▶ _Records provided_:
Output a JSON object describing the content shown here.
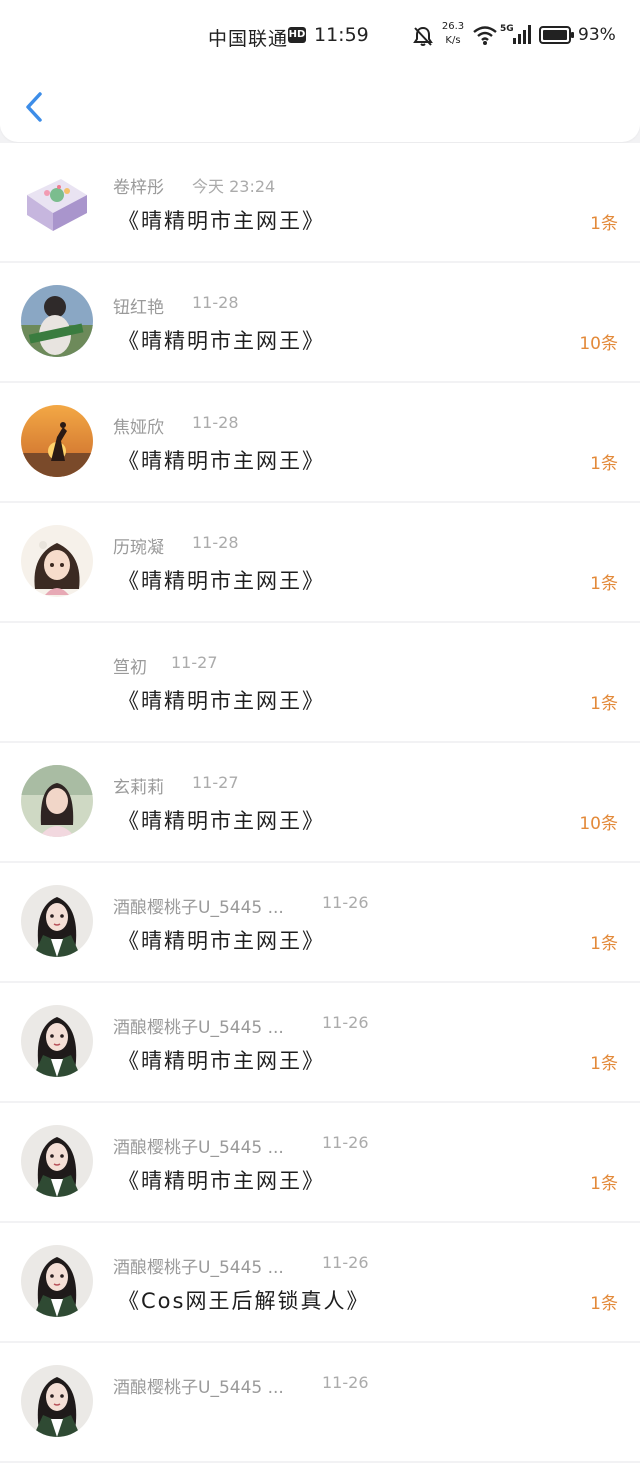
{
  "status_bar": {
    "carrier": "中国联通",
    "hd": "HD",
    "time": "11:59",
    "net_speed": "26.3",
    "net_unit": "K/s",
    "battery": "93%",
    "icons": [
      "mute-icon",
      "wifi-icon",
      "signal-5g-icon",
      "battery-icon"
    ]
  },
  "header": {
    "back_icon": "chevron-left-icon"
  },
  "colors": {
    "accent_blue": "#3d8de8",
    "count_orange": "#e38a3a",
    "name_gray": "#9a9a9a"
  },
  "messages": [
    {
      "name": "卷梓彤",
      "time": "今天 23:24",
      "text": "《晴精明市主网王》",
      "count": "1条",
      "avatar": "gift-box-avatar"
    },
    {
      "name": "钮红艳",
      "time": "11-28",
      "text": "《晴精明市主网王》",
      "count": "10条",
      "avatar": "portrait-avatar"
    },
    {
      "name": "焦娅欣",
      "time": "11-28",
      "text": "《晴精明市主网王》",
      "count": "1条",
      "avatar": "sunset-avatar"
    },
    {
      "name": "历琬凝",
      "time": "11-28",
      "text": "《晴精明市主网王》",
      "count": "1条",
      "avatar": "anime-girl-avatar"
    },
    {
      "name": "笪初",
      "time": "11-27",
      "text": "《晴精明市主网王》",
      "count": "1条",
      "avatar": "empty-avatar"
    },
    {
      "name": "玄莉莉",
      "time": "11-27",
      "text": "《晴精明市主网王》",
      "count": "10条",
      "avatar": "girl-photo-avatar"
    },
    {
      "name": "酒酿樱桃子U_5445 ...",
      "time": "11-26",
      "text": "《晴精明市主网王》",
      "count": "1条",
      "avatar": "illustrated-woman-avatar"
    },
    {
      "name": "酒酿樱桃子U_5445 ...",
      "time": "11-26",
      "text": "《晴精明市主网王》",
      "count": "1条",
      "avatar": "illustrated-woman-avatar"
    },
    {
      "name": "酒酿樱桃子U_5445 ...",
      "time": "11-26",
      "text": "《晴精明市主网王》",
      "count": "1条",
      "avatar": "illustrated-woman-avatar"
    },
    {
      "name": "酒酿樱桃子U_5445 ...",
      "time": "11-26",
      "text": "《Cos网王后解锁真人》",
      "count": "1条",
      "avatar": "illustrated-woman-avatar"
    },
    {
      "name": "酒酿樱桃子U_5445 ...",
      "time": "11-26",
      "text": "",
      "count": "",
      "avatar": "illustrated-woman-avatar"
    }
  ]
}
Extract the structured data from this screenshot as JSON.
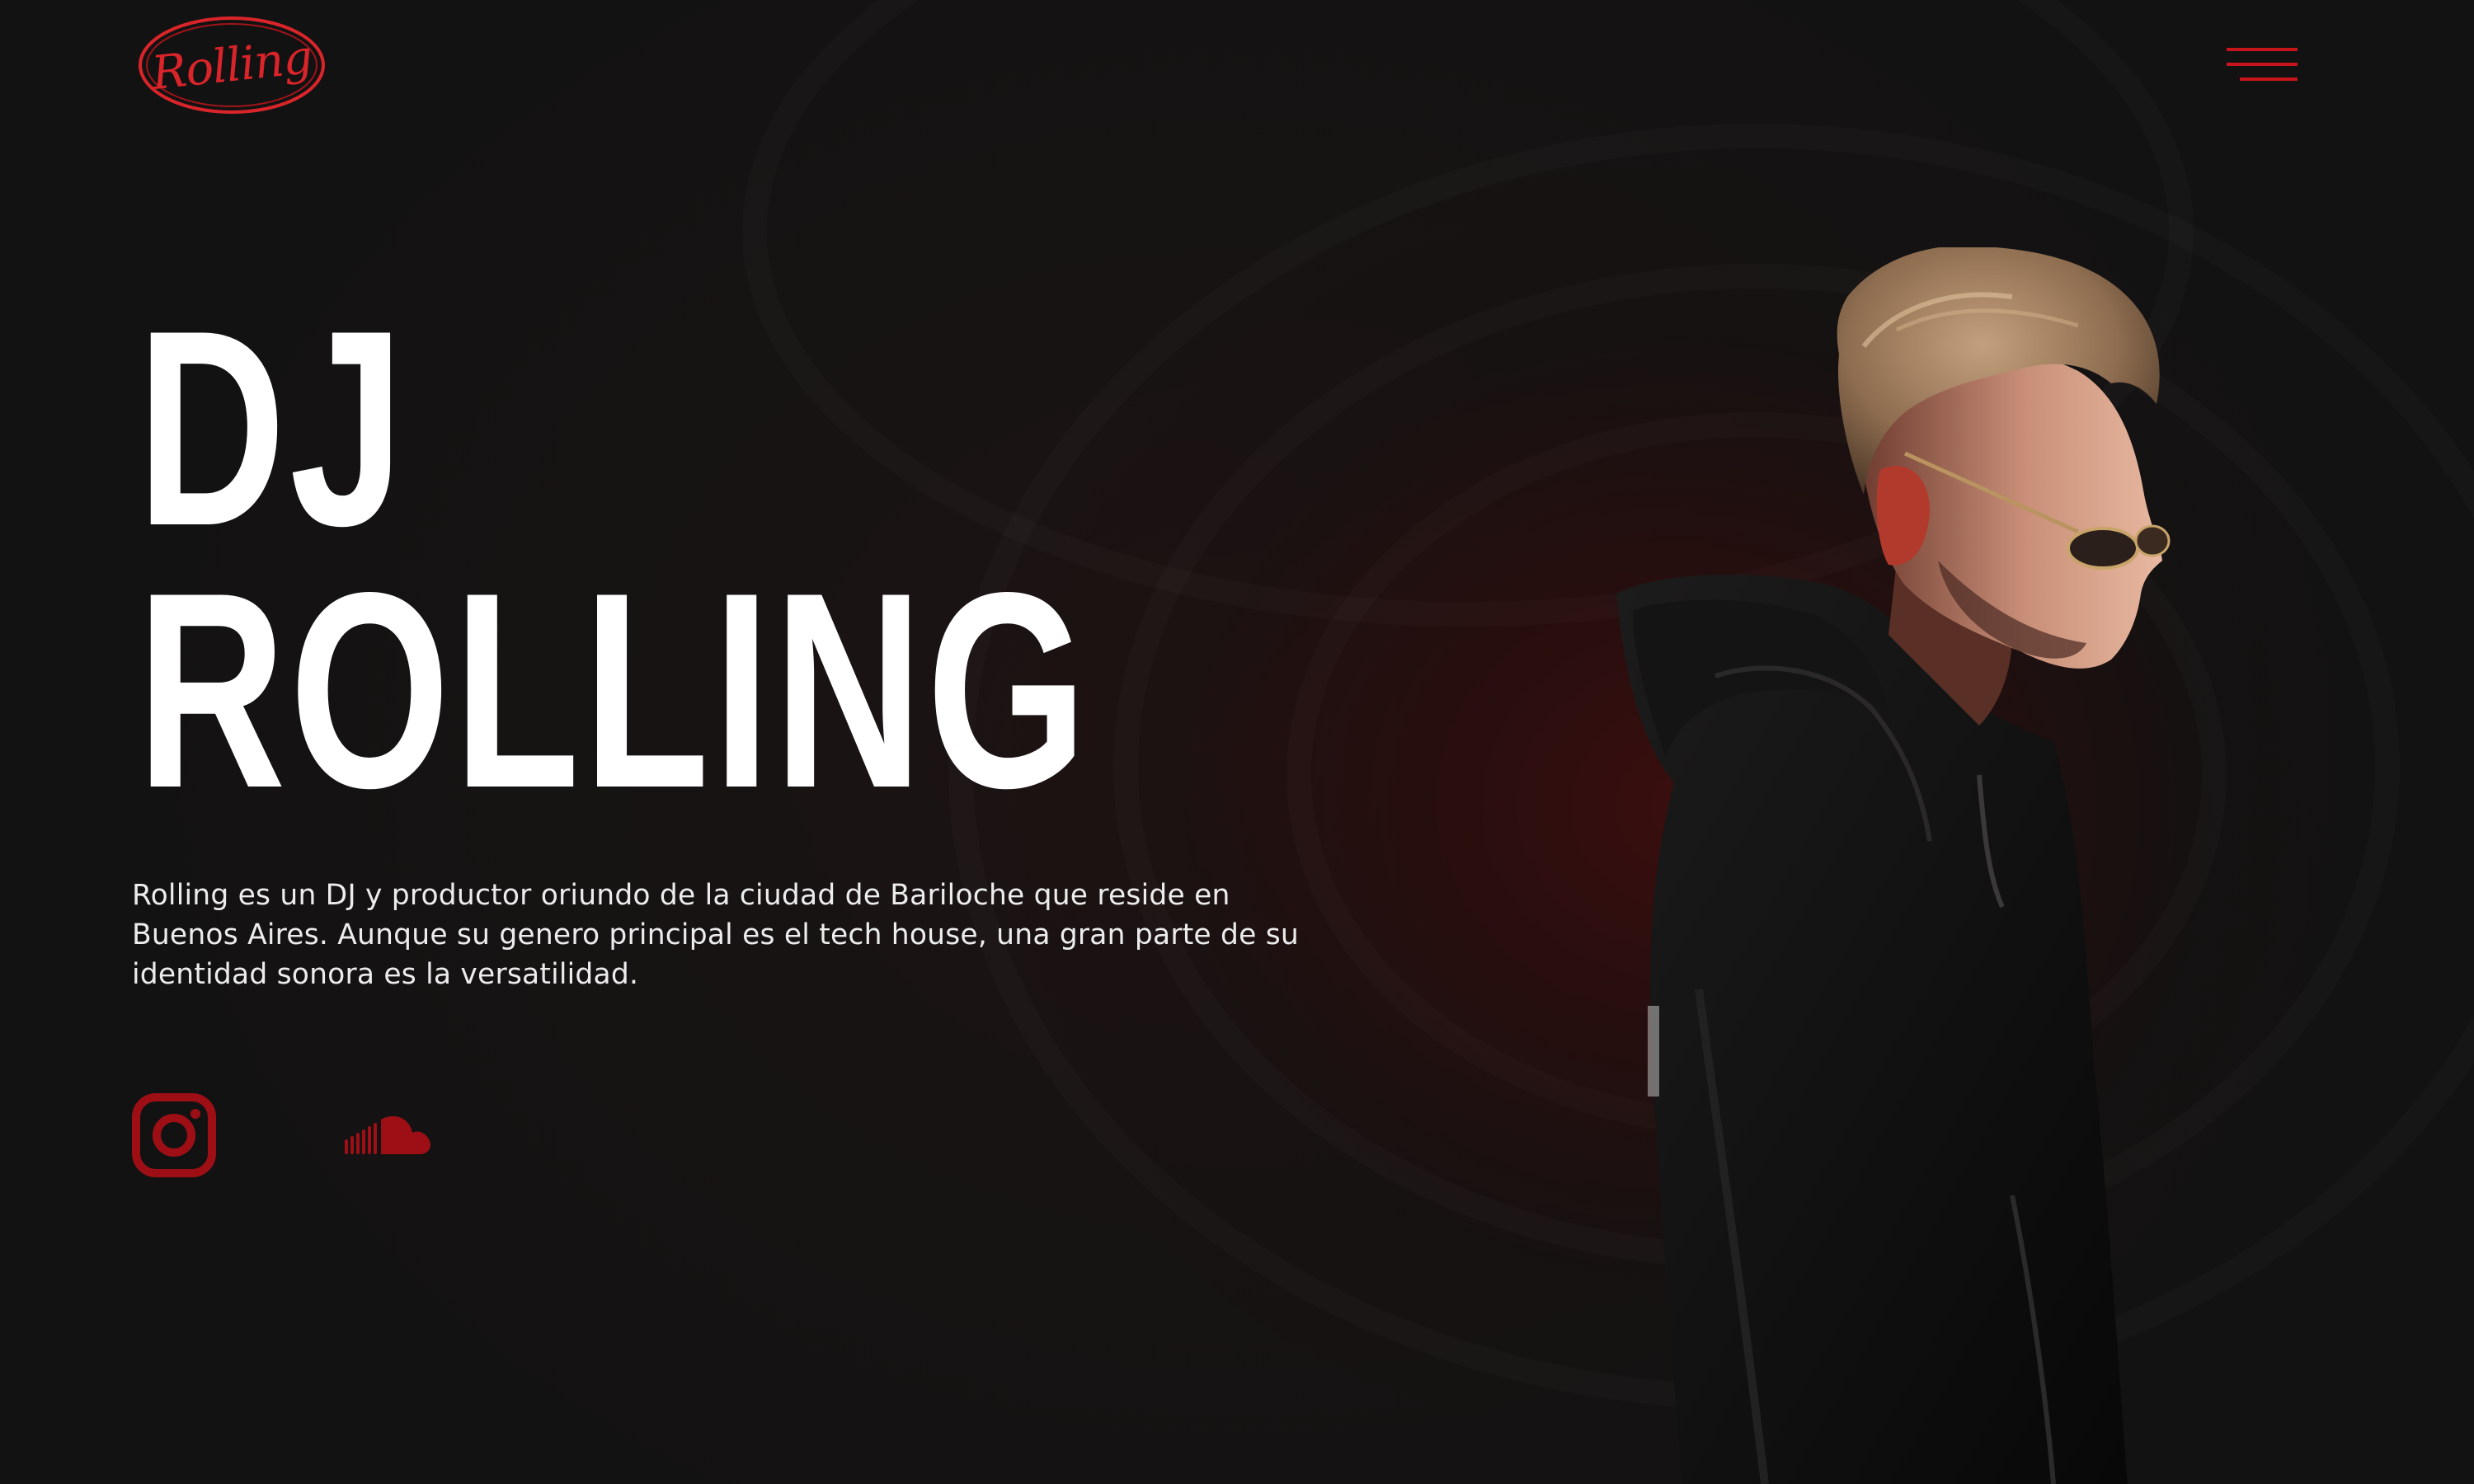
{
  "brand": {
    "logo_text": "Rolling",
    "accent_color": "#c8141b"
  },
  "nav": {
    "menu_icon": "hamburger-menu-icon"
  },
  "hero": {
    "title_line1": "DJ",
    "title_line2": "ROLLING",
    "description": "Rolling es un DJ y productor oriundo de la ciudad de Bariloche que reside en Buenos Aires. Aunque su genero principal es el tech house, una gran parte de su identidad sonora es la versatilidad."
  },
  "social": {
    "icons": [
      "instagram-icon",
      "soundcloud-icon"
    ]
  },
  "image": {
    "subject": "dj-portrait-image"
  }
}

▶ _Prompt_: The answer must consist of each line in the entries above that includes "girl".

▶ _Final answer_:
      "avatar": "anime-girl-avatar"
      "avatar": "girl-photo-avatar"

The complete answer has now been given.